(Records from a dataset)
+++++
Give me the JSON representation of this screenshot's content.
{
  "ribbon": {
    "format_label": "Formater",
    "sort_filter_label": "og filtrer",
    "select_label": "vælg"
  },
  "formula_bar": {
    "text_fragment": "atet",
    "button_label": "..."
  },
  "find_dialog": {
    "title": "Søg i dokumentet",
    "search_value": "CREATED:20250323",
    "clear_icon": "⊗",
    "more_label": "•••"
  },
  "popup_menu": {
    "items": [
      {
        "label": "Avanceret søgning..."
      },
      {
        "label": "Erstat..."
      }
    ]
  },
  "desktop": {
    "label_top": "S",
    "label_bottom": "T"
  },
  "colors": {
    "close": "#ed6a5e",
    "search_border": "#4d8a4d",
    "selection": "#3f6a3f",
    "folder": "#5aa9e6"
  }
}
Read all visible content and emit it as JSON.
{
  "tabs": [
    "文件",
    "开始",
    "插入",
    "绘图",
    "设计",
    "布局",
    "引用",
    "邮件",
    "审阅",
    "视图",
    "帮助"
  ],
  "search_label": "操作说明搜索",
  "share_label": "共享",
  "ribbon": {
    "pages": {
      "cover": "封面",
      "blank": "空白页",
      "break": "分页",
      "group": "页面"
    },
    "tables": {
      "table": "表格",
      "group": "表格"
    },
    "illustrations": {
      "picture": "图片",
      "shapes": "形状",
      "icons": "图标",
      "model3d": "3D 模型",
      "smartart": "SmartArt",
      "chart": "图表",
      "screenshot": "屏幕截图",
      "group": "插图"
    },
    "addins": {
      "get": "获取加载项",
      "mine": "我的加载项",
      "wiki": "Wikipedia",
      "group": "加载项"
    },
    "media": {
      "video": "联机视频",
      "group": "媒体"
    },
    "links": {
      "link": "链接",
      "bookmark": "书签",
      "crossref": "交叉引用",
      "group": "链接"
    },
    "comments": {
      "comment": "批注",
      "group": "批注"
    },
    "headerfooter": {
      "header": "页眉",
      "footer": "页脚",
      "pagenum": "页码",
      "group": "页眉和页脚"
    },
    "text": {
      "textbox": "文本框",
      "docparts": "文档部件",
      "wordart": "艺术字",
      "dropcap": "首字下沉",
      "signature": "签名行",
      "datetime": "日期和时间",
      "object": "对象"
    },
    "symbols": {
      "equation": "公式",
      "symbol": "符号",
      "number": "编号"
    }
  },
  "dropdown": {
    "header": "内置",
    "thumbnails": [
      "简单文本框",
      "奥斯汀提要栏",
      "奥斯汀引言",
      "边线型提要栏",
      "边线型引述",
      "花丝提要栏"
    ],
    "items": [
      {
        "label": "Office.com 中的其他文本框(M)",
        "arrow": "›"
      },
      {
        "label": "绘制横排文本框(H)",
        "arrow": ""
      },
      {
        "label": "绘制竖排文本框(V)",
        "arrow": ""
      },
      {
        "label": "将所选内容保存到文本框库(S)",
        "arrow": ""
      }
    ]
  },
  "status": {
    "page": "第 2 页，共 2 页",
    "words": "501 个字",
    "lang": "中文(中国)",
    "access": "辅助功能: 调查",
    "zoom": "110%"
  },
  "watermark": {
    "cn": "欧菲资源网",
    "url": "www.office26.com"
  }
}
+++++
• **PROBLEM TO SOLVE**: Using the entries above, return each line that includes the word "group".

• **WRITTEN SOLUTION**:
      "group": "页面"
      "group": "表格"
      "group": "插图"
      "group": "加载项"
      "group": "媒体"
      "group": "链接"
      "group": "批注"
      "group": "页眉和页脚"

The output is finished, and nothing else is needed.